(Saint Paul, Minnesota) Four hours and forty-six minutes after the second meeting of the day began, Minnesota lawmakers passed the omnibus energy bill during the Environment and Energy Committee meeting today. Chair of the Committee and chief author of the omnibus energy bill is Senator John Marty, who prefaced his introduction of the omnibus energy bill by forewarning his fellow lawmakers of climate changes, impending draughts, floods, and severe weather. Senator Marty stated, “Even though we don’t like to talk about it, we do have to change the way we do it (create energy).”
After making his introduction Senator Marty introduced his “40 by 30” plan, which would require forty percent of Minnesota’s energy to come from renewable energy sources by 2030. Marty argues that moving Minnesota to cleaner energy is beneficial for the environment and for jobs.
Questions and debate ensued for over two hours over the two numbers in question (40 by 30), and what would be considered a renewable energy source. It seemed one particular type of renewable energy source was greatly neglected, hydro. Senator Rosen asked, “Where did the forty percent come from? I think this is a fair question, if its been scientific, and why we cannot count hydro?”
At this point the lights shut off in the committee room, which is normally empty at that time of evening. A voice in the dark shouted, “Mr. Chair this is why we need hydro!” Bill Grant, who was testifying about the 40 by 30 plan heckled, “I knew excel didn’t like this part of the building.” The lights came back on, and Grant addressed Senator Rosen’s question stating, “The forty percent number comes from the legislature, (who)asked us to study forty percent specifically.”
A number of testifiers spoke out in favor of hydro, claiming that, “all renewables under any standards should count, without restrictions and without picking winners or losers.”
Ben Gerber of the Minnesota Chamber of Commerce says that the Commerce opposes the forty percent – but thinks if the bill is to move forward it should include all energy options, including hydro (a non-carbon emitting resource).
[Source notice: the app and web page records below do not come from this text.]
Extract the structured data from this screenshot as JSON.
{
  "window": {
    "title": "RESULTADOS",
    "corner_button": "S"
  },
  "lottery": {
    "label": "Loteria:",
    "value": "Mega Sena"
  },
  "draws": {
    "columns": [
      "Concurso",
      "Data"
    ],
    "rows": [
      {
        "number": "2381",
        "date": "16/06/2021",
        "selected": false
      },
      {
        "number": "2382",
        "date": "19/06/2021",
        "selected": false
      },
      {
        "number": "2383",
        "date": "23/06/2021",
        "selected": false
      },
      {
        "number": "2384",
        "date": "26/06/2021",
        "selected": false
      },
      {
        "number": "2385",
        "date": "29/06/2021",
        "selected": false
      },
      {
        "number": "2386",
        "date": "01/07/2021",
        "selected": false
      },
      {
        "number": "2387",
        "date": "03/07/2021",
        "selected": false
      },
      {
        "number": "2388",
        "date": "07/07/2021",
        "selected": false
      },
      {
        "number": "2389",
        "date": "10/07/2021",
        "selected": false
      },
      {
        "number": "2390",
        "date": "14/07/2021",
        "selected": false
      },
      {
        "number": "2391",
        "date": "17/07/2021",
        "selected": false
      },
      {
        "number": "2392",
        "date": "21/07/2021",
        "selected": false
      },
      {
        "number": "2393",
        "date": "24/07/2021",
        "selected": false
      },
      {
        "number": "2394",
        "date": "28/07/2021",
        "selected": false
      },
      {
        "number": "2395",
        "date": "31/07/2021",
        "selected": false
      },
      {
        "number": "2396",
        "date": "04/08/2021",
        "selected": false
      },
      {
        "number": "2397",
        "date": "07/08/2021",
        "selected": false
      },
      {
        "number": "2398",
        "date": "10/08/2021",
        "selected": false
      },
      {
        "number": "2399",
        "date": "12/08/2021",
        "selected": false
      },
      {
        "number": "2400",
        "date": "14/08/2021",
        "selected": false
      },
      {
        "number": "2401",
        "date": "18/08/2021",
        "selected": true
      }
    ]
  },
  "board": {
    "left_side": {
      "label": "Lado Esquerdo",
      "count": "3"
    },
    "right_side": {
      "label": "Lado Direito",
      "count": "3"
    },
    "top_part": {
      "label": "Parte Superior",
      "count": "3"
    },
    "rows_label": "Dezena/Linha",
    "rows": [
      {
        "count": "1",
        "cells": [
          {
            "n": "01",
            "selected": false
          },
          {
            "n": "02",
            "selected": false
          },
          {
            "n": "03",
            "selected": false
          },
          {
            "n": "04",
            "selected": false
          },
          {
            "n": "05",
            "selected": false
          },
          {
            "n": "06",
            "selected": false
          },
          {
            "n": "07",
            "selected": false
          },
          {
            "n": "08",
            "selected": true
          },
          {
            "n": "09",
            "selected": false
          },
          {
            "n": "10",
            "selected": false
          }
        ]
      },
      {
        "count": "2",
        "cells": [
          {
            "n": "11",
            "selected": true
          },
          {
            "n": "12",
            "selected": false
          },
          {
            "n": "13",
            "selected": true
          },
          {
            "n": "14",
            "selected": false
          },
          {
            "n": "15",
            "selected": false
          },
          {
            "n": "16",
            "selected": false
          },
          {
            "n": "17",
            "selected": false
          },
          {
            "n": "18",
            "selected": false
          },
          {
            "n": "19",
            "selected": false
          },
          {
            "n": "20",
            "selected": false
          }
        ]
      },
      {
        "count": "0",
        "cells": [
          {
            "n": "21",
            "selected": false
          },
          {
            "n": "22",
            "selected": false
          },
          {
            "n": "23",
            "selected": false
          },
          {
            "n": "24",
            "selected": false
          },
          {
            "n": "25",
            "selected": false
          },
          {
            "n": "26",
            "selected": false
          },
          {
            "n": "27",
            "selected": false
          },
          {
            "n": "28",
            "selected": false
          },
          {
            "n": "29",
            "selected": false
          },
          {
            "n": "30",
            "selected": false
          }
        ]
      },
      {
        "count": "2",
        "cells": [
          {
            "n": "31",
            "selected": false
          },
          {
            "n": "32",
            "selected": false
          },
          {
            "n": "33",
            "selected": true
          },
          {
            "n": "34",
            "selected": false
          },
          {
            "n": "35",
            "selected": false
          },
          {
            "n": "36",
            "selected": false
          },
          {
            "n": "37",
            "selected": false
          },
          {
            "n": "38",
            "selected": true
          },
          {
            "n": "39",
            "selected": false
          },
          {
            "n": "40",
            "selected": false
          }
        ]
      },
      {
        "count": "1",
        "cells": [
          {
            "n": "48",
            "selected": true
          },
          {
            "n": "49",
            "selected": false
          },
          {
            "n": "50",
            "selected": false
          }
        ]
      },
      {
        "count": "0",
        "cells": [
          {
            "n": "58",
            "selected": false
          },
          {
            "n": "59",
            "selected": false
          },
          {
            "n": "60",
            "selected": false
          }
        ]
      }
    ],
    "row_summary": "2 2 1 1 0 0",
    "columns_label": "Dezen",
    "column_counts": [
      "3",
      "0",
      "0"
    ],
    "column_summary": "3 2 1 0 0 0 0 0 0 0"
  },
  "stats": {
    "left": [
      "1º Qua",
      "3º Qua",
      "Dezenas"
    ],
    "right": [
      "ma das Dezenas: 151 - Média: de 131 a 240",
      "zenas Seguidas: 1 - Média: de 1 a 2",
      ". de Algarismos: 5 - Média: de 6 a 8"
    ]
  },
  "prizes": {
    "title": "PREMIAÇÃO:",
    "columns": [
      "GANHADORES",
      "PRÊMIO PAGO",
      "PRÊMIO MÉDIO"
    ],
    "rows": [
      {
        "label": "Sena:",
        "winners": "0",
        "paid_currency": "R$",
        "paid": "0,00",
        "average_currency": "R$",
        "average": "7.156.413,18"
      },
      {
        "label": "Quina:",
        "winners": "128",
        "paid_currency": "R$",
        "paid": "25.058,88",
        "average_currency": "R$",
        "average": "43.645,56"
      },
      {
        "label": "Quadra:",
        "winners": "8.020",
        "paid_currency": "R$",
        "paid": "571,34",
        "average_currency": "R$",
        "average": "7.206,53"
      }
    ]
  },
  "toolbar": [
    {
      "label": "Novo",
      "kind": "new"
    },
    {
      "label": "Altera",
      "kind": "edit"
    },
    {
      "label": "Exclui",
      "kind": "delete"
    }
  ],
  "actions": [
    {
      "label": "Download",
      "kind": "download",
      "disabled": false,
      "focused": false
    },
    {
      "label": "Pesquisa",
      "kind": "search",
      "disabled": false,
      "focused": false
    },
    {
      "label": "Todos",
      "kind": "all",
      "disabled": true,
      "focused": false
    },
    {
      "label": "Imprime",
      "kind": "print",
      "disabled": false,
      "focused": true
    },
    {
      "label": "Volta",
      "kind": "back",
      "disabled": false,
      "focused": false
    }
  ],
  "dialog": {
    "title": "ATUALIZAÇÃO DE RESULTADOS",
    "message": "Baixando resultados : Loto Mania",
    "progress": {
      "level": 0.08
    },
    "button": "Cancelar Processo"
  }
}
Marty agreed that hydro was a good idea, but stated an amendment needs more time to be drafted before it can or should be added to the bill.
Senator Benson firmly advocated for natural gas being added in addition to the requirement for more natural resources, stating, “For a complete picture members, I would advocate we look at natural gas as a compliment to the renewable plan we are moving forward.”
Before the bill went to a vote and passed Senator Marty humbly yet confidently proclaimed, “I don’t think it’s a perfect bill, but I think it’s a good balance.”